*** Opening SUPPLIED RECORDS ***
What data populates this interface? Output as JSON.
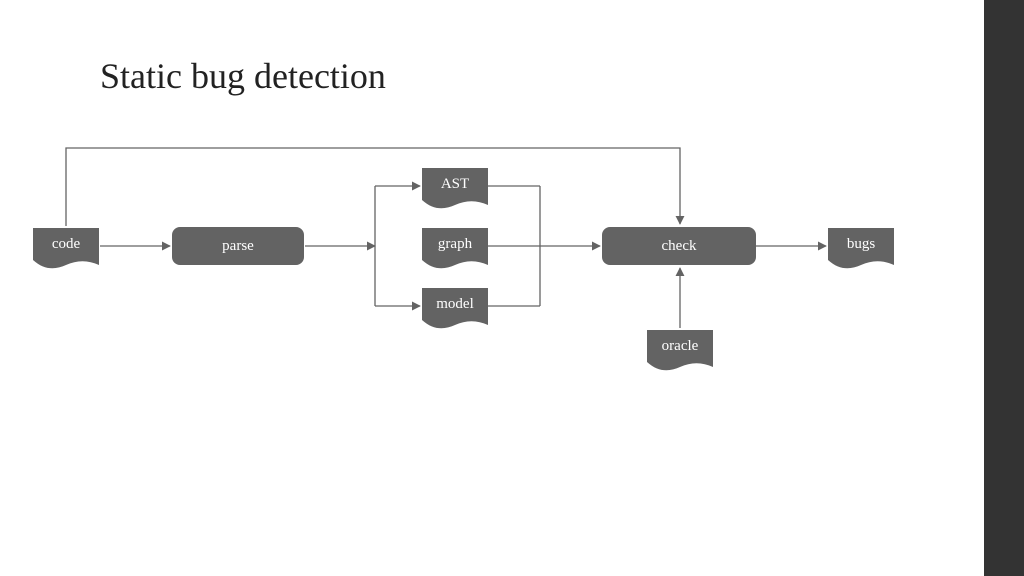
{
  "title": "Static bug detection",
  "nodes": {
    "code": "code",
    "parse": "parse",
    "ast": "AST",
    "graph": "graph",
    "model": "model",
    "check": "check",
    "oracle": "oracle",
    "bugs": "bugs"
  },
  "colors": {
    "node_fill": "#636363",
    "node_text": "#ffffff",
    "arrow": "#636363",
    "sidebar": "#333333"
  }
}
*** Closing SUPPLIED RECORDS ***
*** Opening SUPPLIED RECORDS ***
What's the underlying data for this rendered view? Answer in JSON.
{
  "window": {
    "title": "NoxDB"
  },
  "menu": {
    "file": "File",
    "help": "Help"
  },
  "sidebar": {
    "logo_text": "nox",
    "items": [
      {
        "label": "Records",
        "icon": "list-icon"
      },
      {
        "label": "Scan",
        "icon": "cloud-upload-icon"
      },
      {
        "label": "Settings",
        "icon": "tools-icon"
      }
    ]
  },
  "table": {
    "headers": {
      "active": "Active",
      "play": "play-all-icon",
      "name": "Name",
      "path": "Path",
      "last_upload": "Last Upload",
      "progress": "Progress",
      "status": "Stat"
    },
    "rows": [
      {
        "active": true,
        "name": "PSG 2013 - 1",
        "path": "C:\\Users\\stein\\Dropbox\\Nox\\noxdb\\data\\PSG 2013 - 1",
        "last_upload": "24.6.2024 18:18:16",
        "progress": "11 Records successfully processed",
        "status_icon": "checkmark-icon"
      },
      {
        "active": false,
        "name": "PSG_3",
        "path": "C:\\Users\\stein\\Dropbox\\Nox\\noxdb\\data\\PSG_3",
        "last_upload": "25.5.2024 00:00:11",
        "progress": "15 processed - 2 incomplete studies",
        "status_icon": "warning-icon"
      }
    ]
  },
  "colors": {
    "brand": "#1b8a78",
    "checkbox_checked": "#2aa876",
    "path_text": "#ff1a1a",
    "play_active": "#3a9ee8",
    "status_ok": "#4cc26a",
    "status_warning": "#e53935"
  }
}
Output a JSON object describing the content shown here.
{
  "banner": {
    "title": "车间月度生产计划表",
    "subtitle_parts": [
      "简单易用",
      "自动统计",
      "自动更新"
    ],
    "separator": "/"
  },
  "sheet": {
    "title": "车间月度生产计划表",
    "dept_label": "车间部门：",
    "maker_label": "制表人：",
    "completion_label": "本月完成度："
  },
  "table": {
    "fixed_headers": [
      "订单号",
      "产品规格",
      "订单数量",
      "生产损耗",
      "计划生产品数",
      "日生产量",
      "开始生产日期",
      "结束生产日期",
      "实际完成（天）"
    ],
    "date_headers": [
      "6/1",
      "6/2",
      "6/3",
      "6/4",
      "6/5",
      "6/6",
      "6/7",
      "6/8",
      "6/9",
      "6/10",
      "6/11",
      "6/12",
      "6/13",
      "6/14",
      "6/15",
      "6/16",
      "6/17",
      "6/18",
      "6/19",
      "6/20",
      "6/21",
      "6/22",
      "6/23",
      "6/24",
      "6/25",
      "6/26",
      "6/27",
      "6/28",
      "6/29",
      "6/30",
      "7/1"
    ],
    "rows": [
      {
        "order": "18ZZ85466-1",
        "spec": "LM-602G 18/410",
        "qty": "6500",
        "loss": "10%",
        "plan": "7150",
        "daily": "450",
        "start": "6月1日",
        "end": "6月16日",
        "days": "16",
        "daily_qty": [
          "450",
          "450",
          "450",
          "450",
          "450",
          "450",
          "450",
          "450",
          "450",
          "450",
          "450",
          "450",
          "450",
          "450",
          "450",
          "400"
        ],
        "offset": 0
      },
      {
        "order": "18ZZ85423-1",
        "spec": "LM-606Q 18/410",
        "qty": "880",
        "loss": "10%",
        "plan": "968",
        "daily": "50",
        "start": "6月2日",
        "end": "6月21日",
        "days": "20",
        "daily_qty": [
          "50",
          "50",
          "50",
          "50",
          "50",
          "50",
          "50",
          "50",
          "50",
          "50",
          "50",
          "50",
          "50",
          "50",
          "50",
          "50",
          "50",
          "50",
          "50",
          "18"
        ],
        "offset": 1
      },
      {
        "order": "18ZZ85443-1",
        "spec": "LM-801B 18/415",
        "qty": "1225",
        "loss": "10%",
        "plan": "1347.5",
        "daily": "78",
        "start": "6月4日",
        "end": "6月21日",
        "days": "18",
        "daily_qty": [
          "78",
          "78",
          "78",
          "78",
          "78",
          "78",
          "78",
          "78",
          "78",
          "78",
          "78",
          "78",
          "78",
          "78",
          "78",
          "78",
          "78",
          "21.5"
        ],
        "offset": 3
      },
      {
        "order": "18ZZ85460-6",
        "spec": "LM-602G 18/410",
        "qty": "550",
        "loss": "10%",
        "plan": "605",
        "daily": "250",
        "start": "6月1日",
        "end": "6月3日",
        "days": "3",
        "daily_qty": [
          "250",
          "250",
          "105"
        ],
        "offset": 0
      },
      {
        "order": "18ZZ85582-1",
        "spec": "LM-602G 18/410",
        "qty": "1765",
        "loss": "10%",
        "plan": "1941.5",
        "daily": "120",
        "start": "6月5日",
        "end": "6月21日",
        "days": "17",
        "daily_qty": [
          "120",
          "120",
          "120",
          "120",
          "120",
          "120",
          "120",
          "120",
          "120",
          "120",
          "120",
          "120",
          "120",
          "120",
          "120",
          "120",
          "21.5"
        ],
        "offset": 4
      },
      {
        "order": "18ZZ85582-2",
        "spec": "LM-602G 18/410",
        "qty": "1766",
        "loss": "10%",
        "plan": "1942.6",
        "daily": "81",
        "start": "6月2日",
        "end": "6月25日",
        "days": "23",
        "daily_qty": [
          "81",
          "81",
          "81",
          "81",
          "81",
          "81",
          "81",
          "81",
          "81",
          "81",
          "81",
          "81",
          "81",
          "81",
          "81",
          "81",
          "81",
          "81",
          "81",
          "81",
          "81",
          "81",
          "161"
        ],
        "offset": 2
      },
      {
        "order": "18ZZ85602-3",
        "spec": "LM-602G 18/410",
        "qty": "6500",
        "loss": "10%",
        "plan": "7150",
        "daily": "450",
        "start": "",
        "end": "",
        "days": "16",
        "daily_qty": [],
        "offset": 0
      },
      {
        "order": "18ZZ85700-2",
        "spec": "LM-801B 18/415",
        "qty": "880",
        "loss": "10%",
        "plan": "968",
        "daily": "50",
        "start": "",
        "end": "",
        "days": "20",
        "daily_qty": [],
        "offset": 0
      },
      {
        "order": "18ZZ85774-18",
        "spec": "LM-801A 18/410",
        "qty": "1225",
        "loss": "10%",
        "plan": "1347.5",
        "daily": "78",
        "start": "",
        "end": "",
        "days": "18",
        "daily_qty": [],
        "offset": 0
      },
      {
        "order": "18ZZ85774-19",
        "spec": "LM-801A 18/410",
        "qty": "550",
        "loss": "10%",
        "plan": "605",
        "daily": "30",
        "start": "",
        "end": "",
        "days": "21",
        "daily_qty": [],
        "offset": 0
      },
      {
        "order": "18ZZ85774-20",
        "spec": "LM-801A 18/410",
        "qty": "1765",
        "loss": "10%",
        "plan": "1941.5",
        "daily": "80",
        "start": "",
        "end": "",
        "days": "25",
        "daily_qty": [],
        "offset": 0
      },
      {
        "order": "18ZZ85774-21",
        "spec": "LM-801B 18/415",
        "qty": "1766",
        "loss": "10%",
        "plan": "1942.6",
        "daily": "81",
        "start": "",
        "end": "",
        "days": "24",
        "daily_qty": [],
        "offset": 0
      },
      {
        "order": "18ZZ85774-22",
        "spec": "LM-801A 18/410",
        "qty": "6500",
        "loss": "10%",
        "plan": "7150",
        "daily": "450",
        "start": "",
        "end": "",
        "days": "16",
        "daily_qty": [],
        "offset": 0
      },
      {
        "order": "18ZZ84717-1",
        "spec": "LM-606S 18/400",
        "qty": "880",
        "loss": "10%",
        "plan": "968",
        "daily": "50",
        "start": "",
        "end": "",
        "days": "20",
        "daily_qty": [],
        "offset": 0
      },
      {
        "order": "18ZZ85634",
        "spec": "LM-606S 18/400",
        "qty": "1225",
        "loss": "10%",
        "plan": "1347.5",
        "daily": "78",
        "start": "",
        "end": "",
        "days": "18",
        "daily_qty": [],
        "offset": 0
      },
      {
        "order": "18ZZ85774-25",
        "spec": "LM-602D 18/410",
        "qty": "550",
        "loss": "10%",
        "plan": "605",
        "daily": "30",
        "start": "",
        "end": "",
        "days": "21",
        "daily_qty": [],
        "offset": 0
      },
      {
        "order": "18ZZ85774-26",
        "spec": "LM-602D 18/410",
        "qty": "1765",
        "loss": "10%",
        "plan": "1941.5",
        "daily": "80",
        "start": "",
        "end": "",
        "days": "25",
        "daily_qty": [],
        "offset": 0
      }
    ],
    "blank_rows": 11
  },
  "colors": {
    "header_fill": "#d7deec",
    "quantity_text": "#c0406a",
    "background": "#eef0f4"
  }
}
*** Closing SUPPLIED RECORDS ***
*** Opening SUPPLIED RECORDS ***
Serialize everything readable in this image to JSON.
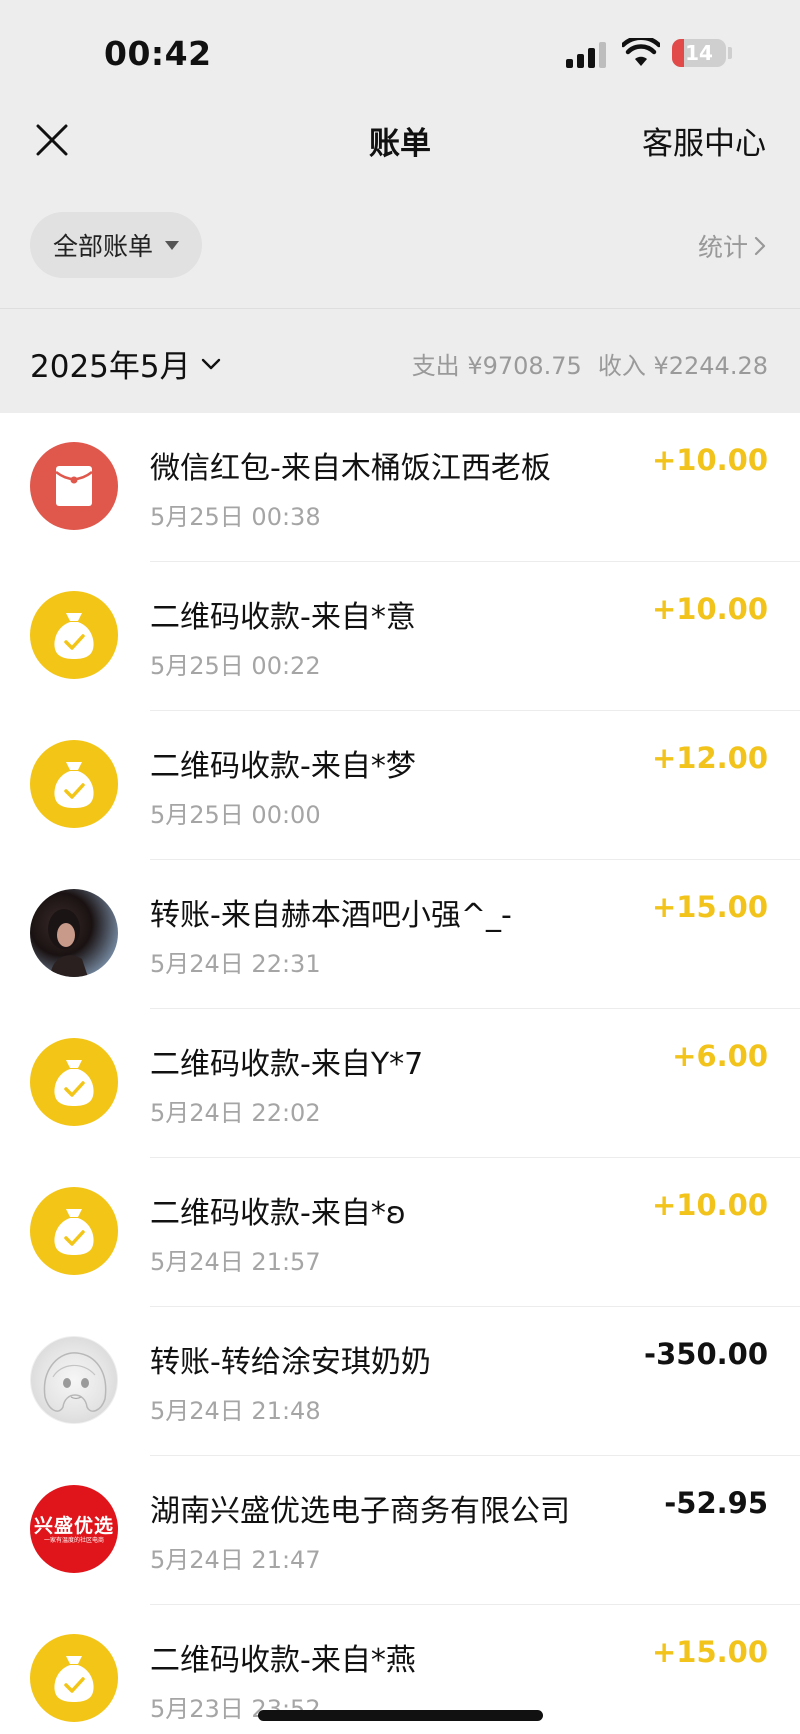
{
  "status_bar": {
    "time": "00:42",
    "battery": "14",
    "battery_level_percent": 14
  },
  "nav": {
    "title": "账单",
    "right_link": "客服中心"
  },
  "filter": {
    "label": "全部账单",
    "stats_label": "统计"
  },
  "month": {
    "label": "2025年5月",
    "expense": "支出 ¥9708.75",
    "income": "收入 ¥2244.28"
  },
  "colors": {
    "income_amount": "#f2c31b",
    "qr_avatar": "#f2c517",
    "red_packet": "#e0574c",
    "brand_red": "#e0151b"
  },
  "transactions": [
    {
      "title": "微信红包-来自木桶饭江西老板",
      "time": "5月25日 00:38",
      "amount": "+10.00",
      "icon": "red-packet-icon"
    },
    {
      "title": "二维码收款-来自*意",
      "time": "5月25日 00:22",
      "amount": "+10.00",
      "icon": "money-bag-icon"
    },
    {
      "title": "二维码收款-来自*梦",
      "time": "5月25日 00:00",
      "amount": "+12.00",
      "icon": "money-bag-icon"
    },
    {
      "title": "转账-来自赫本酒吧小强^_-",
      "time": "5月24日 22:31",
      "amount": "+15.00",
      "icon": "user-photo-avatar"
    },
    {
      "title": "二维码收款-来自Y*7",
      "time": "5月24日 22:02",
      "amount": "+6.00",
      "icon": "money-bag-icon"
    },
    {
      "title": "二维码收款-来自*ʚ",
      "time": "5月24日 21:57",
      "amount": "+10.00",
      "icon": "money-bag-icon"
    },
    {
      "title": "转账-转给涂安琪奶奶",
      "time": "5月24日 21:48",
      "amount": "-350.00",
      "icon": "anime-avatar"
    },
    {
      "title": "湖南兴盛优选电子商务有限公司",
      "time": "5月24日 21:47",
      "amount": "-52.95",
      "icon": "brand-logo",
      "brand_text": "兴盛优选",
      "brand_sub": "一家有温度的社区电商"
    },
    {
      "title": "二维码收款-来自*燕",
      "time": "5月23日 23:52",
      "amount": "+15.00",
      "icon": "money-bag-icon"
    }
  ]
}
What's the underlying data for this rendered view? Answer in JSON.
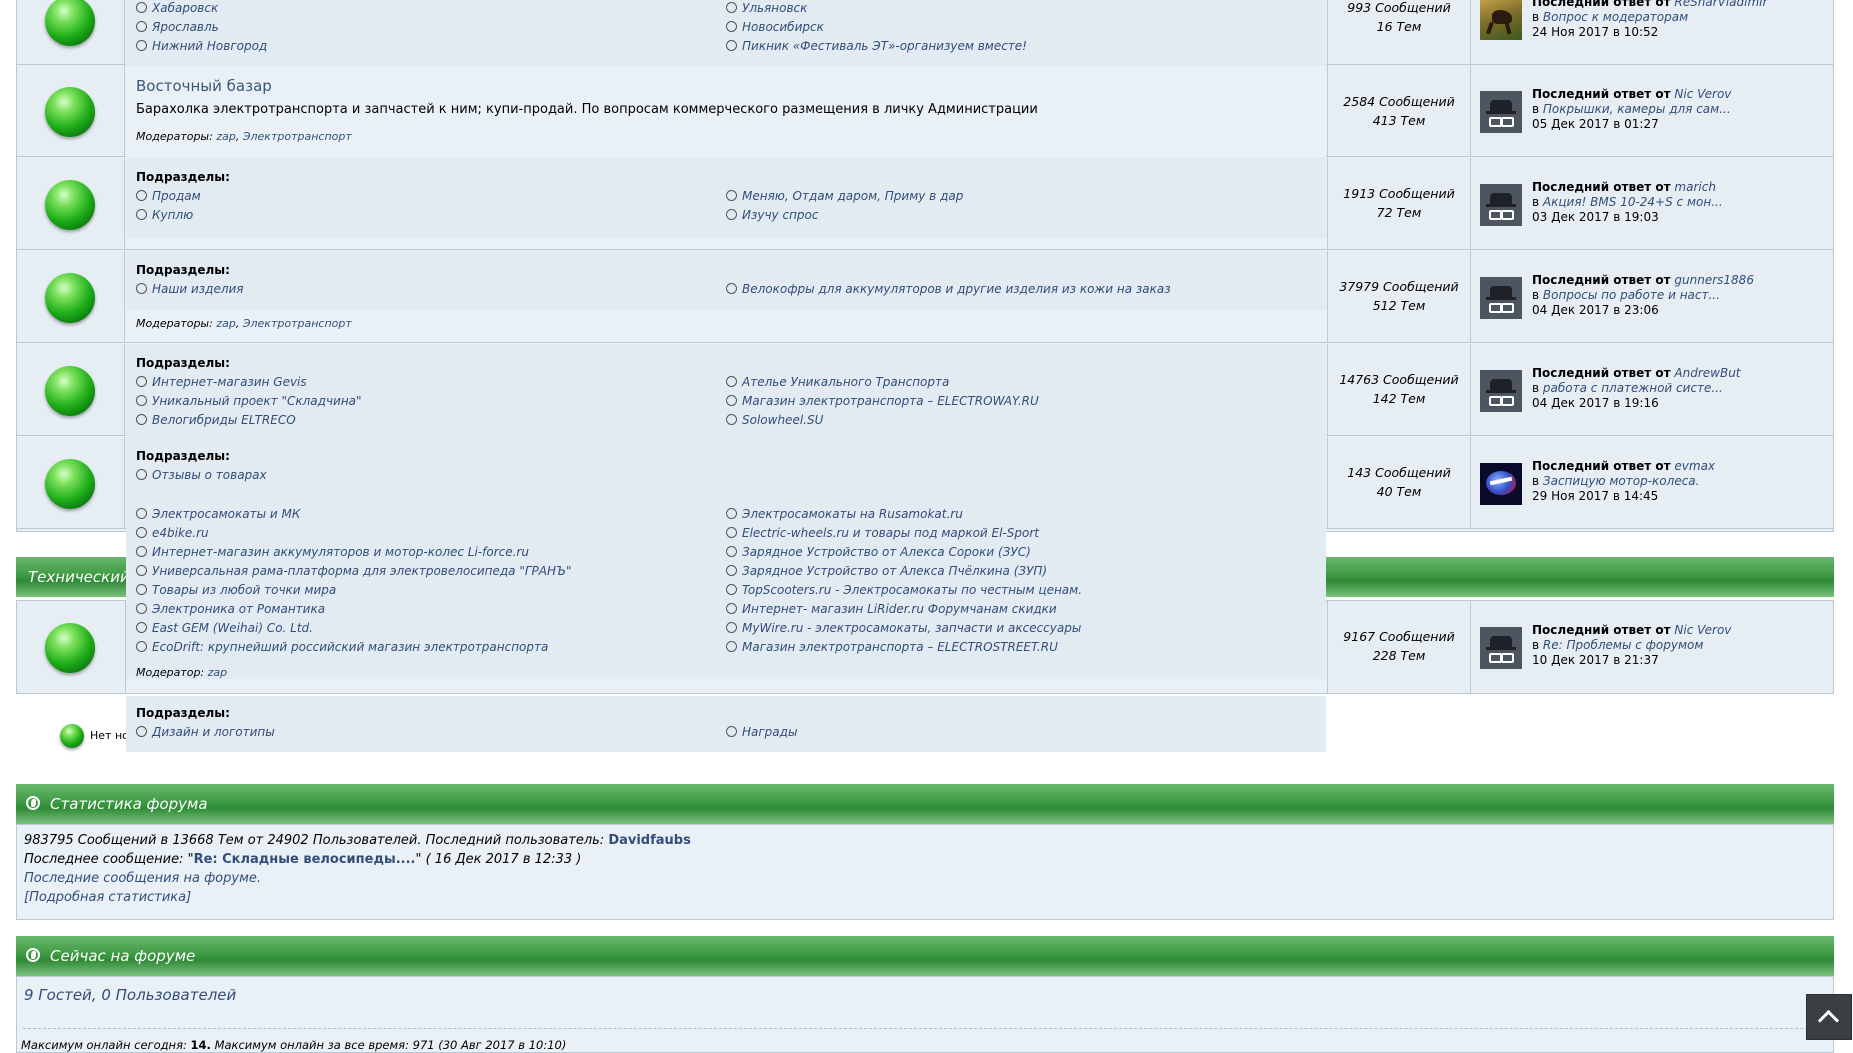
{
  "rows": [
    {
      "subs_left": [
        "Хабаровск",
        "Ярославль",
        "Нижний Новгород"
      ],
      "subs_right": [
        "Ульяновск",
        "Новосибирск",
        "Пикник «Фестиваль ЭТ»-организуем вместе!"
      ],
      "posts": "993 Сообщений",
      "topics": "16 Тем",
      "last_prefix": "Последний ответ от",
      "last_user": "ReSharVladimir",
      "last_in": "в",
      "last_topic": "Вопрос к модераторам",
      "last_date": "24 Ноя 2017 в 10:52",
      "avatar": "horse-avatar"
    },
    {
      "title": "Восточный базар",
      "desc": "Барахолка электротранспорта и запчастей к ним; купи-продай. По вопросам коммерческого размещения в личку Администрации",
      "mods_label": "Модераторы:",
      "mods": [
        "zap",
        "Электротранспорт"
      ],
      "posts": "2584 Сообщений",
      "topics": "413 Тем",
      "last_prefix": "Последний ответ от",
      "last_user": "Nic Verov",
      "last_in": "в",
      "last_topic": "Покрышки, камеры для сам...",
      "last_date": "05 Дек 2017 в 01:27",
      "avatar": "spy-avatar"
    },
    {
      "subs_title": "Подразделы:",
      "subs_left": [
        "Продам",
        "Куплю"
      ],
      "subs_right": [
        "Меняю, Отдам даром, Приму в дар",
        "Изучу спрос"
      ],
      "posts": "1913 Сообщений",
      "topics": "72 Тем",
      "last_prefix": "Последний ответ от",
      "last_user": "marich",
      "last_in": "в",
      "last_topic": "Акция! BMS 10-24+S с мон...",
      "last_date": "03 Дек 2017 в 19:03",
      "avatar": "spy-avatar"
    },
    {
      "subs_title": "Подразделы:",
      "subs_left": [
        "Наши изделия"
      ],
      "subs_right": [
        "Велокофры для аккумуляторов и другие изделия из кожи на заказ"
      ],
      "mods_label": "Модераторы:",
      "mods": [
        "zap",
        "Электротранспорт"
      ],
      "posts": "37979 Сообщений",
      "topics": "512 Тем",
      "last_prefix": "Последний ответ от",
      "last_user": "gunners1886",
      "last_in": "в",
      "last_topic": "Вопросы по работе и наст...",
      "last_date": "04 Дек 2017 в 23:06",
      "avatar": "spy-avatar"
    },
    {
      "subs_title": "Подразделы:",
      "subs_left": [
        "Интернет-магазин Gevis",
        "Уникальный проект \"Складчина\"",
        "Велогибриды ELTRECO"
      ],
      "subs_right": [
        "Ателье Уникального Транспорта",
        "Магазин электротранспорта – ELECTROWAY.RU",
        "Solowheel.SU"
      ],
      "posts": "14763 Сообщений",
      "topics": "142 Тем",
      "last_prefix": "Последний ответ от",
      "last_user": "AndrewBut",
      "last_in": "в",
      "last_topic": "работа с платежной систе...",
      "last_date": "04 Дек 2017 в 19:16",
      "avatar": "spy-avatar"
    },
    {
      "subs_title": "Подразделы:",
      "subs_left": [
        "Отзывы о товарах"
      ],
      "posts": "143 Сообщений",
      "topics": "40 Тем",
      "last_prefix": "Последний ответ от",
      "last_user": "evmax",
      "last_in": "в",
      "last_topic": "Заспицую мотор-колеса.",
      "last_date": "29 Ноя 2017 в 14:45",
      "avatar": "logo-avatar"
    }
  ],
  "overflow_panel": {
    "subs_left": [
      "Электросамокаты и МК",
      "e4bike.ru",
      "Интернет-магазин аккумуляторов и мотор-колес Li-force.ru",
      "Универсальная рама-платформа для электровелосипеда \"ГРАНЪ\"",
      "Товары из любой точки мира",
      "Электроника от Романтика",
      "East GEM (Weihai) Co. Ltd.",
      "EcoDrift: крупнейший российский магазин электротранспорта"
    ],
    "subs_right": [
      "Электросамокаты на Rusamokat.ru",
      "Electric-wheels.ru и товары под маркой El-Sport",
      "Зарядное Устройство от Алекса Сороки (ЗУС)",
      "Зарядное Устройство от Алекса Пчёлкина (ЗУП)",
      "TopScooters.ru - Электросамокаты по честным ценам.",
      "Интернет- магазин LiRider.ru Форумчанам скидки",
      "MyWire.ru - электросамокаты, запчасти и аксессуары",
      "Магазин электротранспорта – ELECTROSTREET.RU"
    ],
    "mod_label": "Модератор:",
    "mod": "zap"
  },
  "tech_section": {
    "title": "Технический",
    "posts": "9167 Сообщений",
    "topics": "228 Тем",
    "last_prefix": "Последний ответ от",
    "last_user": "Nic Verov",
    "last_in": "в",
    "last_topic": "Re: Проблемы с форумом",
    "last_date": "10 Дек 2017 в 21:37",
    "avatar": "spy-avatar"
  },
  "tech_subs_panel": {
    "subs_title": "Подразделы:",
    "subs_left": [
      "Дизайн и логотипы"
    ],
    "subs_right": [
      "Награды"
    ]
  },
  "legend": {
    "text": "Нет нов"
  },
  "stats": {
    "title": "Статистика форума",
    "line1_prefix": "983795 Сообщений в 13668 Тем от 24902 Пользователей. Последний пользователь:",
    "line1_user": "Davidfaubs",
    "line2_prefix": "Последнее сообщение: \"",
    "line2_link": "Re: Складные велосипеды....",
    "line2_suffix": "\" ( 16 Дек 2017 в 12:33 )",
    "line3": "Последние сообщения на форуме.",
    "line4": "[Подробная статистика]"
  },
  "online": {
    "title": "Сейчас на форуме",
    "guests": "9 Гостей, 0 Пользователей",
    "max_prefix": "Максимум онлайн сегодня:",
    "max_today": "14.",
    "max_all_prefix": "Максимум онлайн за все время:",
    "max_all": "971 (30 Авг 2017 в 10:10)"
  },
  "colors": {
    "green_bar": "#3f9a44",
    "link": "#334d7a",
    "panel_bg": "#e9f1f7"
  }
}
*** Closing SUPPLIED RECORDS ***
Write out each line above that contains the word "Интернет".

        "Интернет-магазин Gevis",
      "Интернет-магазин аккумуляторов и мотор-колес Li-force.ru",
      "Интернет- магазин LiRider.ru Форумчанам скидки",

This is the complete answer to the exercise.